Data extracts –
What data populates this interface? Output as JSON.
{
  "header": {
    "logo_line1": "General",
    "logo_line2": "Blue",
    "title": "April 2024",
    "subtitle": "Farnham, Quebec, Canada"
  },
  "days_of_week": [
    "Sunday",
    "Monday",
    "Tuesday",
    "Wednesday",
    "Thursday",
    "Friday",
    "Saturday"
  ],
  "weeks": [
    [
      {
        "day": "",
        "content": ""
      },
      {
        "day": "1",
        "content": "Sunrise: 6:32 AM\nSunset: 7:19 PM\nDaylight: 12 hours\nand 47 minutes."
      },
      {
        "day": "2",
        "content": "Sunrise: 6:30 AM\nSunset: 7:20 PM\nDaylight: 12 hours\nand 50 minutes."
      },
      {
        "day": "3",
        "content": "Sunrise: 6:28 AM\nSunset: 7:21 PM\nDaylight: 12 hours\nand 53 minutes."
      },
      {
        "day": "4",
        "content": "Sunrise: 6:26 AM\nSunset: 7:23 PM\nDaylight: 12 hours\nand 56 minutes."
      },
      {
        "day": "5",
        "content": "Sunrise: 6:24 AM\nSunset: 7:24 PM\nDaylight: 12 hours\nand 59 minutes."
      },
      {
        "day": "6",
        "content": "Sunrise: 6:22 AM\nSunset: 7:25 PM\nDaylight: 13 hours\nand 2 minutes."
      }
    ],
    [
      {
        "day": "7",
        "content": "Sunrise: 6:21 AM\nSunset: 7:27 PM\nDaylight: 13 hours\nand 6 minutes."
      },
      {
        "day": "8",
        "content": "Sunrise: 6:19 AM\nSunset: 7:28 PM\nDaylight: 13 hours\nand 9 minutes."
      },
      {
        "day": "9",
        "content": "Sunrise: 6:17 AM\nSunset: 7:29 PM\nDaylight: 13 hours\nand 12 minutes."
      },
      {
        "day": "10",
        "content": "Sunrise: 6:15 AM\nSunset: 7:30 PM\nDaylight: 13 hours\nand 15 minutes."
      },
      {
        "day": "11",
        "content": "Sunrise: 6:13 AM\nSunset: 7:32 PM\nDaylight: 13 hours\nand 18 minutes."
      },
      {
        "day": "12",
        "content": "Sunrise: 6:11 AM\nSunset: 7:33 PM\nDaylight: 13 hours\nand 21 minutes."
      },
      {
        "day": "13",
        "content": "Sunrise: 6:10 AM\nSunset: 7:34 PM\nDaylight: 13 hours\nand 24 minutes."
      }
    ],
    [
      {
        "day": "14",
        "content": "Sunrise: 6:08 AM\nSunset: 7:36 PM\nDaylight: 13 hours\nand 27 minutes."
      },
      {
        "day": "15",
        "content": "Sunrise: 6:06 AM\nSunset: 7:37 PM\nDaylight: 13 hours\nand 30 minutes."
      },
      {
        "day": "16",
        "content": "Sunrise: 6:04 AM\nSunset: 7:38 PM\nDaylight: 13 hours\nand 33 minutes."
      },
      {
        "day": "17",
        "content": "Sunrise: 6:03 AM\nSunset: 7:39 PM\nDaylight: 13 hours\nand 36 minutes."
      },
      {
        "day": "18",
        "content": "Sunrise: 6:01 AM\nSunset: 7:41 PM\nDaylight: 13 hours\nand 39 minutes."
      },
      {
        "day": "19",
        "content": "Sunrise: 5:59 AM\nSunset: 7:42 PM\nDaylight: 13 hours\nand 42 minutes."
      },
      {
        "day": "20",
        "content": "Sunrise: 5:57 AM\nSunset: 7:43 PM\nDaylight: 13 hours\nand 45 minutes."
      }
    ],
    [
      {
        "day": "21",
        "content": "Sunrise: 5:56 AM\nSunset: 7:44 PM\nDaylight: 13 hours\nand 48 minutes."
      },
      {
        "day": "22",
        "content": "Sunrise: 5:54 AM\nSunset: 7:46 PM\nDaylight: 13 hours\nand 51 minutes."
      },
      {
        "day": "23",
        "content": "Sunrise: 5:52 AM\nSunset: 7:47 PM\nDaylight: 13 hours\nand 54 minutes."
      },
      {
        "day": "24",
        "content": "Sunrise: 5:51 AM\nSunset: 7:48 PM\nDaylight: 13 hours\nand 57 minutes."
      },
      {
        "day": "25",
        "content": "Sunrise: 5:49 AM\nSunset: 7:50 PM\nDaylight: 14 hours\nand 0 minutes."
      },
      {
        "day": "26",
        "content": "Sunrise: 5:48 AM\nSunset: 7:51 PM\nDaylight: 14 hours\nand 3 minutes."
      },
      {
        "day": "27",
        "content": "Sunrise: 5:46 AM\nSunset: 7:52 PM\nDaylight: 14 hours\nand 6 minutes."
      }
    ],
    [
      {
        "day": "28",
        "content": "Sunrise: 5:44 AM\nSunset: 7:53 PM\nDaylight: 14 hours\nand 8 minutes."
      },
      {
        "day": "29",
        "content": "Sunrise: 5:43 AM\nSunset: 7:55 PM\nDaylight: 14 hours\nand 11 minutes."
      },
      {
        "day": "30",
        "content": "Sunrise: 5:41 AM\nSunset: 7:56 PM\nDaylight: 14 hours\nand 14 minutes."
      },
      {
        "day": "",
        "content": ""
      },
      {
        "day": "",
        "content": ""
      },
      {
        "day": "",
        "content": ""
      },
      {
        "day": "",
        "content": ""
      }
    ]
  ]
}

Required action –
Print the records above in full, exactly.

Expected answer –
What data populates this interface? Output as JSON.
{
  "header": {
    "logo_line1": "General",
    "logo_line2": "Blue",
    "title": "April 2024",
    "subtitle": "Farnham, Quebec, Canada"
  },
  "days_of_week": [
    "Sunday",
    "Monday",
    "Tuesday",
    "Wednesday",
    "Thursday",
    "Friday",
    "Saturday"
  ],
  "weeks": [
    [
      {
        "day": "",
        "content": ""
      },
      {
        "day": "1",
        "content": "Sunrise: 6:32 AM\nSunset: 7:19 PM\nDaylight: 12 hours\nand 47 minutes."
      },
      {
        "day": "2",
        "content": "Sunrise: 6:30 AM\nSunset: 7:20 PM\nDaylight: 12 hours\nand 50 minutes."
      },
      {
        "day": "3",
        "content": "Sunrise: 6:28 AM\nSunset: 7:21 PM\nDaylight: 12 hours\nand 53 minutes."
      },
      {
        "day": "4",
        "content": "Sunrise: 6:26 AM\nSunset: 7:23 PM\nDaylight: 12 hours\nand 56 minutes."
      },
      {
        "day": "5",
        "content": "Sunrise: 6:24 AM\nSunset: 7:24 PM\nDaylight: 12 hours\nand 59 minutes."
      },
      {
        "day": "6",
        "content": "Sunrise: 6:22 AM\nSunset: 7:25 PM\nDaylight: 13 hours\nand 2 minutes."
      }
    ],
    [
      {
        "day": "7",
        "content": "Sunrise: 6:21 AM\nSunset: 7:27 PM\nDaylight: 13 hours\nand 6 minutes."
      },
      {
        "day": "8",
        "content": "Sunrise: 6:19 AM\nSunset: 7:28 PM\nDaylight: 13 hours\nand 9 minutes."
      },
      {
        "day": "9",
        "content": "Sunrise: 6:17 AM\nSunset: 7:29 PM\nDaylight: 13 hours\nand 12 minutes."
      },
      {
        "day": "10",
        "content": "Sunrise: 6:15 AM\nSunset: 7:30 PM\nDaylight: 13 hours\nand 15 minutes."
      },
      {
        "day": "11",
        "content": "Sunrise: 6:13 AM\nSunset: 7:32 PM\nDaylight: 13 hours\nand 18 minutes."
      },
      {
        "day": "12",
        "content": "Sunrise: 6:11 AM\nSunset: 7:33 PM\nDaylight: 13 hours\nand 21 minutes."
      },
      {
        "day": "13",
        "content": "Sunrise: 6:10 AM\nSunset: 7:34 PM\nDaylight: 13 hours\nand 24 minutes."
      }
    ],
    [
      {
        "day": "14",
        "content": "Sunrise: 6:08 AM\nSunset: 7:36 PM\nDaylight: 13 hours\nand 27 minutes."
      },
      {
        "day": "15",
        "content": "Sunrise: 6:06 AM\nSunset: 7:37 PM\nDaylight: 13 hours\nand 30 minutes."
      },
      {
        "day": "16",
        "content": "Sunrise: 6:04 AM\nSunset: 7:38 PM\nDaylight: 13 hours\nand 33 minutes."
      },
      {
        "day": "17",
        "content": "Sunrise: 6:03 AM\nSunset: 7:39 PM\nDaylight: 13 hours\nand 36 minutes."
      },
      {
        "day": "18",
        "content": "Sunrise: 6:01 AM\nSunset: 7:41 PM\nDaylight: 13 hours\nand 39 minutes."
      },
      {
        "day": "19",
        "content": "Sunrise: 5:59 AM\nSunset: 7:42 PM\nDaylight: 13 hours\nand 42 minutes."
      },
      {
        "day": "20",
        "content": "Sunrise: 5:57 AM\nSunset: 7:43 PM\nDaylight: 13 hours\nand 45 minutes."
      }
    ],
    [
      {
        "day": "21",
        "content": "Sunrise: 5:56 AM\nSunset: 7:44 PM\nDaylight: 13 hours\nand 48 minutes."
      },
      {
        "day": "22",
        "content": "Sunrise: 5:54 AM\nSunset: 7:46 PM\nDaylight: 13 hours\nand 51 minutes."
      },
      {
        "day": "23",
        "content": "Sunrise: 5:52 AM\nSunset: 7:47 PM\nDaylight: 13 hours\nand 54 minutes."
      },
      {
        "day": "24",
        "content": "Sunrise: 5:51 AM\nSunset: 7:48 PM\nDaylight: 13 hours\nand 57 minutes."
      },
      {
        "day": "25",
        "content": "Sunrise: 5:49 AM\nSunset: 7:50 PM\nDaylight: 14 hours\nand 0 minutes."
      },
      {
        "day": "26",
        "content": "Sunrise: 5:48 AM\nSunset: 7:51 PM\nDaylight: 14 hours\nand 3 minutes."
      },
      {
        "day": "27",
        "content": "Sunrise: 5:46 AM\nSunset: 7:52 PM\nDaylight: 14 hours\nand 6 minutes."
      }
    ],
    [
      {
        "day": "28",
        "content": "Sunrise: 5:44 AM\nSunset: 7:53 PM\nDaylight: 14 hours\nand 8 minutes."
      },
      {
        "day": "29",
        "content": "Sunrise: 5:43 AM\nSunset: 7:55 PM\nDaylight: 14 hours\nand 11 minutes."
      },
      {
        "day": "30",
        "content": "Sunrise: 5:41 AM\nSunset: 7:56 PM\nDaylight: 14 hours\nand 14 minutes."
      },
      {
        "day": "",
        "content": ""
      },
      {
        "day": "",
        "content": ""
      },
      {
        "day": "",
        "content": ""
      },
      {
        "day": "",
        "content": ""
      }
    ]
  ]
}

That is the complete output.